Activity —
Give back, unchanged, the line containing "Give me the" and every line after it up to the end of the listing.

Data shown —
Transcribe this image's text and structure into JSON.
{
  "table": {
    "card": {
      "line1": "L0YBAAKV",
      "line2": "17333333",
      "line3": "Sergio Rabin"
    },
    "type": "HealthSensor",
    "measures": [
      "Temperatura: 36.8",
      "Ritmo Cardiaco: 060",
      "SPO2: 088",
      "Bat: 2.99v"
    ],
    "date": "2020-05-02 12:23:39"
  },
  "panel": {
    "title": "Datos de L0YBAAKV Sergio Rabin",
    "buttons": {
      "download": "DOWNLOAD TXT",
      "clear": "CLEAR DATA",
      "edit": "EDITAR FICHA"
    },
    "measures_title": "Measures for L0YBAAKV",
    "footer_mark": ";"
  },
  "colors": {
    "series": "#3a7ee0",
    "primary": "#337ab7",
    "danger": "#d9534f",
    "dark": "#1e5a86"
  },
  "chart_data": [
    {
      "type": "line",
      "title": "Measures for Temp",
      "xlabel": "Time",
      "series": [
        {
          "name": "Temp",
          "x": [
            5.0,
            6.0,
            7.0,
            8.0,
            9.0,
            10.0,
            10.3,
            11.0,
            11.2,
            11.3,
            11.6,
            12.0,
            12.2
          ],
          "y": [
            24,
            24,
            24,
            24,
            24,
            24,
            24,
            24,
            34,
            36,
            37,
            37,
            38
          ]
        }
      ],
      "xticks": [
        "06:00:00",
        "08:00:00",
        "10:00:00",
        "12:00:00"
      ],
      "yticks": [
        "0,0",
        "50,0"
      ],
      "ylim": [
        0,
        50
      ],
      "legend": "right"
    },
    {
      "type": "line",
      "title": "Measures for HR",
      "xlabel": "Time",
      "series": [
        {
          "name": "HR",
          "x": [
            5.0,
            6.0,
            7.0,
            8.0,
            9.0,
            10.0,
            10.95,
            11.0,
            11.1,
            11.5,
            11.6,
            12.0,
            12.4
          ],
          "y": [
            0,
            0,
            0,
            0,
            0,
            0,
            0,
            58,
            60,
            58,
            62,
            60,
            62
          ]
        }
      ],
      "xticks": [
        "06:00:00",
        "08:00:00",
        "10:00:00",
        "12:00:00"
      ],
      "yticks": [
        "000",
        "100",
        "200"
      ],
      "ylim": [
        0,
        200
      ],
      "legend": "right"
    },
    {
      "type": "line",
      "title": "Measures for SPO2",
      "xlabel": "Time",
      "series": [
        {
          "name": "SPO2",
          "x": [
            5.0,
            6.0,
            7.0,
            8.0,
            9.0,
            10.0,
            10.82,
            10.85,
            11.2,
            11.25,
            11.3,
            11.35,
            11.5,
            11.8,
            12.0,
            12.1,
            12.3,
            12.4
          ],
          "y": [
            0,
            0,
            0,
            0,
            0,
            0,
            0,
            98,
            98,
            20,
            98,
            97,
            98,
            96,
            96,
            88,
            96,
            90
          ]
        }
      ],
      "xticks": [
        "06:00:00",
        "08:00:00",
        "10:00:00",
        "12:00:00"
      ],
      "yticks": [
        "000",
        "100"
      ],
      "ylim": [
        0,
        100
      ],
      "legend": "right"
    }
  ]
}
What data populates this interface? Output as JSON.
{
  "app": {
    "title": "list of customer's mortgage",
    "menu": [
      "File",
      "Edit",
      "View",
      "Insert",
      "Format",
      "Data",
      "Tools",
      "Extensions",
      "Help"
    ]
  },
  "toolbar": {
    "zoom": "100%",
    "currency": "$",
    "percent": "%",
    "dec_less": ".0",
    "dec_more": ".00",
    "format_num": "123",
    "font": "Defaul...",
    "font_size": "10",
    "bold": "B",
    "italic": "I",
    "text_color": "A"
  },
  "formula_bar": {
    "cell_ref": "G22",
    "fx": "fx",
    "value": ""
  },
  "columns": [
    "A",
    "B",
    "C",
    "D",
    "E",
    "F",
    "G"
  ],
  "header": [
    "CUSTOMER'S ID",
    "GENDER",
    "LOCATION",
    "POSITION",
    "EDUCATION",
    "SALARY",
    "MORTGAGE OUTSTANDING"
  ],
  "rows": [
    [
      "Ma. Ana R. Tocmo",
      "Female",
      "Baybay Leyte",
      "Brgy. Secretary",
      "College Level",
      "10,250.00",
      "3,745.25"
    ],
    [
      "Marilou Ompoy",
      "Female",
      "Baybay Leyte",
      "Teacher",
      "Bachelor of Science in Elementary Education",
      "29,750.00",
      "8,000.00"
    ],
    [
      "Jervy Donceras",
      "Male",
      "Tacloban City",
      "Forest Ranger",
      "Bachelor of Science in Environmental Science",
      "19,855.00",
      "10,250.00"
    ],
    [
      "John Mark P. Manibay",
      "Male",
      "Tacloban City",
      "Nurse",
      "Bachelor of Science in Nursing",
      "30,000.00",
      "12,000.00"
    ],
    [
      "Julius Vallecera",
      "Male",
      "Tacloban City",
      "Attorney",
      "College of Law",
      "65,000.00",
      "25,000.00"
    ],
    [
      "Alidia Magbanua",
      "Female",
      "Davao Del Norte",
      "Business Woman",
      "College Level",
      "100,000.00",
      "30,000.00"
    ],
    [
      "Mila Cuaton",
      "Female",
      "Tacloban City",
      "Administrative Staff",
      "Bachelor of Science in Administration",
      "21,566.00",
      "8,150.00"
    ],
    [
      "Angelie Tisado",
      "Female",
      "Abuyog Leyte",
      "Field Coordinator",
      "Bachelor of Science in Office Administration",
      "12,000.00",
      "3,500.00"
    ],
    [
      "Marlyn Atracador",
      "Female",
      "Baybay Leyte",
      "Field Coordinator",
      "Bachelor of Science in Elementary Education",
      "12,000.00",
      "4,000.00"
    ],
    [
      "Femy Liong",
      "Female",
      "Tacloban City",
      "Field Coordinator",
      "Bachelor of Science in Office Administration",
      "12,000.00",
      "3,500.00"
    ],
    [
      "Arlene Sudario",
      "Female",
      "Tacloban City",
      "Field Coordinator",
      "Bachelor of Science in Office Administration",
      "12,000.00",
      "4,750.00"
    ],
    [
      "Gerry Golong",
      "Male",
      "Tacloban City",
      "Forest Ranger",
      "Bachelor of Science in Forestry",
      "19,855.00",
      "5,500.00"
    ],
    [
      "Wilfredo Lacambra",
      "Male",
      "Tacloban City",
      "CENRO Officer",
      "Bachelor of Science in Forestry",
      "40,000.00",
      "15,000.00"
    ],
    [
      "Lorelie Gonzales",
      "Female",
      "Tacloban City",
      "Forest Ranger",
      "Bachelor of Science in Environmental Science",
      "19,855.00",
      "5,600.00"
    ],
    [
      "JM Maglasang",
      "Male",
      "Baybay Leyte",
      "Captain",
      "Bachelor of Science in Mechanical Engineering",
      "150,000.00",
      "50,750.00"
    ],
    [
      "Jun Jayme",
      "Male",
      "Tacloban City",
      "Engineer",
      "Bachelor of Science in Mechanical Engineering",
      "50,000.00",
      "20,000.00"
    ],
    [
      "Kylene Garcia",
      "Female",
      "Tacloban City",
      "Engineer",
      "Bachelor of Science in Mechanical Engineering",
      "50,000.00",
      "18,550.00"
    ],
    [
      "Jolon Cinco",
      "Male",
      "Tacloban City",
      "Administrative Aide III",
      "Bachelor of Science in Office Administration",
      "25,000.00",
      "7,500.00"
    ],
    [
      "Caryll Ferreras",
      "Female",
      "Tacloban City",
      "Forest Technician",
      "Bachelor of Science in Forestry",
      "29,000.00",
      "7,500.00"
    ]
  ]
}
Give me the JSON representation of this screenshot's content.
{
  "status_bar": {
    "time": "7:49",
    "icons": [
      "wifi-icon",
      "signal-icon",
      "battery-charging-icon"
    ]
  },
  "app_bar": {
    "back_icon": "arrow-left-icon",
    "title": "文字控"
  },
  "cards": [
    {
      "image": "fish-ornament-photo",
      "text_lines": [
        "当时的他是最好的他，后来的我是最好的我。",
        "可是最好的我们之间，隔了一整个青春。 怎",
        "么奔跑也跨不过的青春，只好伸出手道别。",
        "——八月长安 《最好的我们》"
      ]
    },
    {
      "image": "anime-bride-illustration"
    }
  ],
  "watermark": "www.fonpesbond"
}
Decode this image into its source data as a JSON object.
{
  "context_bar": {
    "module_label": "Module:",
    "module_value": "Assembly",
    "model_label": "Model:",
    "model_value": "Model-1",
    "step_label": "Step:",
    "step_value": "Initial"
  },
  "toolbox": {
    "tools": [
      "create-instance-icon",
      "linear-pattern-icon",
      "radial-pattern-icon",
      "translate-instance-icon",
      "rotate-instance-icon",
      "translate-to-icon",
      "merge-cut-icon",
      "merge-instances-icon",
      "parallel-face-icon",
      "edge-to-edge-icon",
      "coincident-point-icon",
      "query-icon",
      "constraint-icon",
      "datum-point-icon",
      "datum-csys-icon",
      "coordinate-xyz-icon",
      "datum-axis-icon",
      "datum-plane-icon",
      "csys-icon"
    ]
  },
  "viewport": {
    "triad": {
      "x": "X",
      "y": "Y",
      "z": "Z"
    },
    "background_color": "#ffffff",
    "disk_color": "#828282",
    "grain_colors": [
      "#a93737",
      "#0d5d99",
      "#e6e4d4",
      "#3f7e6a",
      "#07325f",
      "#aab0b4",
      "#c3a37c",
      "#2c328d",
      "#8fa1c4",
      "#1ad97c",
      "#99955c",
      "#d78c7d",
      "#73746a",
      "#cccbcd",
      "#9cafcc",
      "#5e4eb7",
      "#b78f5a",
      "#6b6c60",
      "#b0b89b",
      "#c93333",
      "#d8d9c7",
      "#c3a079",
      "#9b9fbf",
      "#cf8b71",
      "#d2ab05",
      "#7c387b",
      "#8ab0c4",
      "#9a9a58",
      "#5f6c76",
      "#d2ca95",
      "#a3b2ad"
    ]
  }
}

Result —
Give me the JSON representation of this screenshot's content.
{
  "status_bar": {
    "time": "7:49",
    "icons": [
      "wifi-icon",
      "signal-icon",
      "battery-charging-icon"
    ]
  },
  "app_bar": {
    "back_icon": "arrow-left-icon",
    "title": "文字控"
  },
  "cards": [
    {
      "image": "fish-ornament-photo",
      "text_lines": [
        "当时的他是最好的他，后来的我是最好的我。",
        "可是最好的我们之间，隔了一整个青春。 怎",
        "么奔跑也跨不过的青春，只好伸出手道别。",
        "——八月长安 《最好的我们》"
      ]
    },
    {
      "image": "anime-bride-illustration"
    }
  ],
  "watermark": "www.fonpesbond"
}
Decode this image into its source data as a JSON object.
{
  "context_bar": {
    "module_label": "Module:",
    "module_value": "Assembly",
    "model_label": "Model:",
    "model_value": "Model-1",
    "step_label": "Step:",
    "step_value": "Initial"
  },
  "toolbox": {
    "tools": [
      "create-instance-icon",
      "linear-pattern-icon",
      "radial-pattern-icon",
      "translate-instance-icon",
      "rotate-instance-icon",
      "translate-to-icon",
      "merge-cut-icon",
      "merge-instances-icon",
      "parallel-face-icon",
      "edge-to-edge-icon",
      "coincident-point-icon",
      "query-icon",
      "constraint-icon",
      "datum-point-icon",
      "datum-csys-icon",
      "coordinate-xyz-icon",
      "datum-axis-icon",
      "datum-plane-icon",
      "csys-icon"
    ]
  },
  "viewport": {
    "triad": {
      "x": "X",
      "y": "Y",
      "z": "Z"
    },
    "background_color": "#ffffff",
    "disk_color": "#828282",
    "grain_colors": [
      "#a93737",
      "#0d5d99",
      "#e6e4d4",
      "#3f7e6a",
      "#07325f",
      "#aab0b4",
      "#c3a37c",
      "#2c328d",
      "#8fa1c4",
      "#1ad97c",
      "#99955c",
      "#d78c7d",
      "#73746a",
      "#cccbcd",
      "#9cafcc",
      "#5e4eb7",
      "#b78f5a",
      "#6b6c60",
      "#b0b89b",
      "#c93333",
      "#d8d9c7",
      "#c3a079",
      "#9b9fbf",
      "#cf8b71",
      "#d2ab05",
      "#7c387b",
      "#8ab0c4",
      "#9a9a58",
      "#5f6c76",
      "#d2ca95",
      "#a3b2ad"
    ]
  }
}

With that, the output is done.